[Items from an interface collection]
Segment Open

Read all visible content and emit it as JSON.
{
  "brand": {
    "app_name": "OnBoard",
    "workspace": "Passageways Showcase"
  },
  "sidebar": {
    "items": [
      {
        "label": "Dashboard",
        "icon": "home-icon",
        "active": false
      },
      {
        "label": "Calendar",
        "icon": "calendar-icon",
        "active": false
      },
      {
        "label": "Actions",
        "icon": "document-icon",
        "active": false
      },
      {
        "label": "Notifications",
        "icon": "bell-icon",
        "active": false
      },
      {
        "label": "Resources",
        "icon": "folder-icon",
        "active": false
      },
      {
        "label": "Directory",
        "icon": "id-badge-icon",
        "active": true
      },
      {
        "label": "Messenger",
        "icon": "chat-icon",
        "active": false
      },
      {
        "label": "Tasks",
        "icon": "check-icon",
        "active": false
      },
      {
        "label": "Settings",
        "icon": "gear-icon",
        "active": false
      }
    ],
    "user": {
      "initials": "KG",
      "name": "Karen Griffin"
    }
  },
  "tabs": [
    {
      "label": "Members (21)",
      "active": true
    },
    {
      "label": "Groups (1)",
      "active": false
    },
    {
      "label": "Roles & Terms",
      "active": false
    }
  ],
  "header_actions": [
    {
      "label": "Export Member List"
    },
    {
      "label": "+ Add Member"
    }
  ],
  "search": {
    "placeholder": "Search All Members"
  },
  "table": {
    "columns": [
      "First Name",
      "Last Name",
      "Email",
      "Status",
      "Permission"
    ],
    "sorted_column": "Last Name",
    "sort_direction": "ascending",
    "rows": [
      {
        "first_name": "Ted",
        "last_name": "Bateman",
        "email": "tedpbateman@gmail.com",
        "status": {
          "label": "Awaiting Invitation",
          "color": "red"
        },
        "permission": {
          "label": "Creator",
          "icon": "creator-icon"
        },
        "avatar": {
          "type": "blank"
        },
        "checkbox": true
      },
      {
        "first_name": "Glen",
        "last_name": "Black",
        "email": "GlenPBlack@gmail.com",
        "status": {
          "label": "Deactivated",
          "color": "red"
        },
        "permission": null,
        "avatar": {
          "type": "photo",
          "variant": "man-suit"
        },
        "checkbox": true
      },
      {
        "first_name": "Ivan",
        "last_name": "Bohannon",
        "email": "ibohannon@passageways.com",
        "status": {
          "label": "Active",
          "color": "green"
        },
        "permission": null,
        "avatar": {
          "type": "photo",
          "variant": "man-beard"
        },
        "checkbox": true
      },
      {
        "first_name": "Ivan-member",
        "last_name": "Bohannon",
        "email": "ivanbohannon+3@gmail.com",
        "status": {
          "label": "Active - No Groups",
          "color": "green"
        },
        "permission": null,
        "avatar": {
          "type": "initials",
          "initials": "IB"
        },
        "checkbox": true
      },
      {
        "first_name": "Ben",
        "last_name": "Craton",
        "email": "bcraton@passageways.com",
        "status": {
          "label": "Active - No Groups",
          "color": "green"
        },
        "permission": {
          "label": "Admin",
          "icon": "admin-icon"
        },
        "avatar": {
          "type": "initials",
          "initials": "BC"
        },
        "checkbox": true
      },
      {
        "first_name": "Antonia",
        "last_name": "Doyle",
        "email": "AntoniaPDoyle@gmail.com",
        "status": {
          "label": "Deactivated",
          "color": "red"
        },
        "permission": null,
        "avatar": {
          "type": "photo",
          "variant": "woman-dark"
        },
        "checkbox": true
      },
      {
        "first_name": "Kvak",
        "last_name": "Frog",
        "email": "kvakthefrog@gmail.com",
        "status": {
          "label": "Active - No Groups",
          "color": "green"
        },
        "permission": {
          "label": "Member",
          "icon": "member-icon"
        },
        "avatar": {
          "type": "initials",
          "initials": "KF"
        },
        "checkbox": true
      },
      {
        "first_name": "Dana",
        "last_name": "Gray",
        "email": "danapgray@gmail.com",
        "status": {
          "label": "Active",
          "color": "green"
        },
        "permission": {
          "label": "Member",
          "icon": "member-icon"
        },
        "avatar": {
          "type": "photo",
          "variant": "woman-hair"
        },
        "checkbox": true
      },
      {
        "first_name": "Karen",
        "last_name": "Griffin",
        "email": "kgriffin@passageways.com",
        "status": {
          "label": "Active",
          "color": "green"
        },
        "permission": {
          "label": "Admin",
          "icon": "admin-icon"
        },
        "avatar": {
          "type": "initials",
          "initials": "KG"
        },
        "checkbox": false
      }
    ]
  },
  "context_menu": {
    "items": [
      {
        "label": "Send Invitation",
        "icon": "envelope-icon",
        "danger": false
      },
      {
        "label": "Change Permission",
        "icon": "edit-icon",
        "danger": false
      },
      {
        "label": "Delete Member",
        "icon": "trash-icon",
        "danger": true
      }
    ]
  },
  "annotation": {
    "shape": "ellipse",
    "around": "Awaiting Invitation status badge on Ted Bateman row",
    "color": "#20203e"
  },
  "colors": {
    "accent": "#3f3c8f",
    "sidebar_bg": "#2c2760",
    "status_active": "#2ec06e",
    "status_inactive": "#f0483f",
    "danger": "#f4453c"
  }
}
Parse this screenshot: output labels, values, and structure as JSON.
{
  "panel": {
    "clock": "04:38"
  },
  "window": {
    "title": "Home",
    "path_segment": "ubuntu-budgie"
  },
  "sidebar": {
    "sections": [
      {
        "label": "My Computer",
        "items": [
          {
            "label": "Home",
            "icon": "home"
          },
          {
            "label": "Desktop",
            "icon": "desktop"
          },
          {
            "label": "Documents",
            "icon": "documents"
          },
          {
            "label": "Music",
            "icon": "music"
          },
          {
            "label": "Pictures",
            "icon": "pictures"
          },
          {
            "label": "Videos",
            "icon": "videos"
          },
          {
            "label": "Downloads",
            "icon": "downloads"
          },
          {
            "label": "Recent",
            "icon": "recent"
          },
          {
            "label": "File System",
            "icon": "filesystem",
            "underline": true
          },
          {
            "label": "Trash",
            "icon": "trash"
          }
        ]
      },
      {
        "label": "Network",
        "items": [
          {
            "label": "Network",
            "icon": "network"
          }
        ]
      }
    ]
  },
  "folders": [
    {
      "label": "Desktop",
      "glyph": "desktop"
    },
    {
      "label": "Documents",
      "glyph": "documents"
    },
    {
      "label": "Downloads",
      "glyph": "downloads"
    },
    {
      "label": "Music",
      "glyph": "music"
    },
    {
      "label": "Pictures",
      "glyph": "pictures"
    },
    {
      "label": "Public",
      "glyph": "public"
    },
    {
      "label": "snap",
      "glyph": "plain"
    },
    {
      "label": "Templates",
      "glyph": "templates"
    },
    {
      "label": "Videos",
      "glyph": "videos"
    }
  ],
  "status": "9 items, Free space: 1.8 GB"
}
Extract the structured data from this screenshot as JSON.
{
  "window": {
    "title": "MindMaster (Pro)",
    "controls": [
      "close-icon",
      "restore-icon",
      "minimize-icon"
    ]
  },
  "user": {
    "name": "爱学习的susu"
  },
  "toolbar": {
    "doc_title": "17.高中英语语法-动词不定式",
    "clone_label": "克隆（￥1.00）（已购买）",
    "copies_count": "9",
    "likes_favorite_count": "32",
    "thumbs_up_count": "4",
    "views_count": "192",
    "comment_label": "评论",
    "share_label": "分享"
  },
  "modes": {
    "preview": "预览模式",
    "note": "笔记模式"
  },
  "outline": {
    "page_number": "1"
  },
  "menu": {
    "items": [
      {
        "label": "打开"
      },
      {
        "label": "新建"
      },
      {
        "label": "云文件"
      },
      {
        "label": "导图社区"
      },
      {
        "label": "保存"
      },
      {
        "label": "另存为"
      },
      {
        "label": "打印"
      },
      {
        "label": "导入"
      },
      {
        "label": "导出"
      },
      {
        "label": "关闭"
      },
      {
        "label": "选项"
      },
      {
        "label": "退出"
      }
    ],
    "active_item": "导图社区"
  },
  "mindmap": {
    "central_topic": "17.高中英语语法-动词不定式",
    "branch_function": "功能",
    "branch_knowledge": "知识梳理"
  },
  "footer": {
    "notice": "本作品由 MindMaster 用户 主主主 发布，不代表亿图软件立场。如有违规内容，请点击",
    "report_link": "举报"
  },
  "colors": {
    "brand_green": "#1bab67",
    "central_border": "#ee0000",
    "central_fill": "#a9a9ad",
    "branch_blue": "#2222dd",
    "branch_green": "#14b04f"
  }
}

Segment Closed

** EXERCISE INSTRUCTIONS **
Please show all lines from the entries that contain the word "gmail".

** TASK RESULT **
        "email": "tedpbateman@gmail.com",
        "email": "GlenPBlack@gmail.com",
        "email": "ivanbohannon+3@gmail.com",
        "email": "AntoniaPDoyle@gmail.com",
        "email": "kvakthefrog@gmail.com",
        "email": "danapgray@gmail.com",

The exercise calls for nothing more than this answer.